It came with directions on a a step-by-step process. First, chew up the Sechuan peppercorn: a little tingle will wake up your tongue. Next take the chip and get a scoop of the hiramasa and avocado giving your tongue an instant cooling sensation. A fun way to start. More importantly, the fish was cold, fresh and the perfect pair to the creamy avocado.
< The tuna was delish; sliced paper thin, and delicately wrapped around a golf-ball sized tomato. The shrimp > (sorry for the blurr) were submerged in a flavorful cocktail sauce. A solid rendition of a classic.
OG 1924 Hotel Caesar Salad
Next up was the OG 1924 Hotel Caesar Salad. A work station was wheeled out table side and back to chat it up, was the chef.
He told us that he prefers that the servers chop the salad table-side, this way, he knows that it's properly dressed. Lucky for us, he was up for a demonstration and did it himself.
Though it looks overdressed, the creamy, zesty Caesar dressing was perfectly portioned over the fresh, crisp romaine.
Bacon & Eggs
I'm a Philly girl. And scrapple is one thing that's close to my heart. You can call it lips and ass-holes all you'd like, but it's not gonna slow me down. Especially when doused with syrup.
That being said, while his accent may confuse you, Forgione is from New York.

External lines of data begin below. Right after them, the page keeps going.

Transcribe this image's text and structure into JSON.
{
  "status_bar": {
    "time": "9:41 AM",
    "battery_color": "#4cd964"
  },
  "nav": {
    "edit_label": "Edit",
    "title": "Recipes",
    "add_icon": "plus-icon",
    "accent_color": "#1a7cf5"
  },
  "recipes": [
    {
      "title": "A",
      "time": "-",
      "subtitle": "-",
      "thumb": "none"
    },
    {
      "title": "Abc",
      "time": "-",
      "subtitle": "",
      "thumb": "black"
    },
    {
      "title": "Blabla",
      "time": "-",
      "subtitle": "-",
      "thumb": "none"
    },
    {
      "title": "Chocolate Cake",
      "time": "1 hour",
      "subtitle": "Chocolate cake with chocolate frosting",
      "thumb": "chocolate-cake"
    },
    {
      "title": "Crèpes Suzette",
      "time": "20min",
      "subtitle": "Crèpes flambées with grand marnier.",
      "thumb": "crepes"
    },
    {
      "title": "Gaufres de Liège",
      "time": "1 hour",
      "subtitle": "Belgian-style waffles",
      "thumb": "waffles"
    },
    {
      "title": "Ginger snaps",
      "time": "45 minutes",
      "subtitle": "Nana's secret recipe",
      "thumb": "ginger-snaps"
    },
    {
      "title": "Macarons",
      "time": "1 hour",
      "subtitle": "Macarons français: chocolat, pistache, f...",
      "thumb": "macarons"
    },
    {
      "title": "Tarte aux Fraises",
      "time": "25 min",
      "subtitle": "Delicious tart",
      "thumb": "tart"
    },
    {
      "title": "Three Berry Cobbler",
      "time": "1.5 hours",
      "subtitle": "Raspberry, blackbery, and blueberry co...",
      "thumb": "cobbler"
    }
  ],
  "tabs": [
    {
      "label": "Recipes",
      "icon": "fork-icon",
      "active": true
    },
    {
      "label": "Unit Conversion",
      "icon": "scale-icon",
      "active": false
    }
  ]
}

And when I heard him say "mustard" in his scrapple dish description I nearly threw it in reverse. It sounded like sacrilege to me.
Truth be told, how dare I second guess an Iron Chef because it sure was tasty! Crisp scrapple, gooey egg yolk, and that tang of mustard?! It's literally a whole new flavor combination and I'm all about it.
Next out were the BBQ Baked Oysters, the Chili Lobster with Texas Toast, and the Bone Marrow with Burgandy Escargot and a ‘James Beard Salad' which Marc explained was Beard’s favorite – parsley and onion. All were solid winners, hands down. The oysters were fun, with a kind of A-1 flavor. If I could bathe in the chili lobster broth I would. And the marrow was out of this world.
I'll let you scroll through on the food porn shots.
BBQ Baked Oysters
three men whom rounded out our party of four, each ordered a variation on a theme: one with a steak and the chili lobster, one with a steak and the bone marrow and the third, a hanger steak with foie.
Being the only woman at the table, I had felt completely
stereotypical ordering the 10 oz. filet topped with foie gras, but I did and
was perfectly happy with my choice.
I sliced through the charred exterior to reveal a perfectly pink and juicy medium-rare filet. The foie was crisp and creamy and the red wince sauce (not pictured) that I had chosen brought all the flavors together wonderfully.
Sometimes, when I write about my food experiences and even
whilst I’m enjoying eating them, I have a temporary moment of disbelief. People
are starving in the world, there’s war and sorrow. And here I am quipping about
the gender implications of my ordering preferences.
Between the hen of the woods mushrooms, the beer battered onion
rings, and the truffled, twice-baked parmesan potatoes, I completely forgot to try both the spinach and the corn that were ordered. But these twice-baked potatoes (see below) are absolutely not to be missed.
When the Tomahawk chop hit the table, flaked by half a dozen sides, each settled into its own cast iron pot, visions of Fred Flintstone dancing around with a brontosaurus bone flashed through my head.
Tomahawk Ribeye Chop
Did I mention, the Pinot Noir by the glass? There’s only the one. It’s a wonderful match to the flavors of the menu; it’s served in a small carafe and poured at the table.The wait staff was wonderful: well spoken, attentive, and friendly.
And to have the Chef there was an especially nice touch. He warned that they’d have to wheel us out. And they nearly did. Dessert was a meal in itself and not to be missed.
Mini Ice Cream Cones
Chocolate Chip Cookies
Holy dinner: that was delish. So get to American Cut. It's totally worth the scratch.
Oh yeah, BJs. I knew I forgot something. Dinner at American Cut isn't complete without a BJ, said Chef Marc as he passed out Banana infused Jameson, chilled with a single cube. Ice cold, very cool.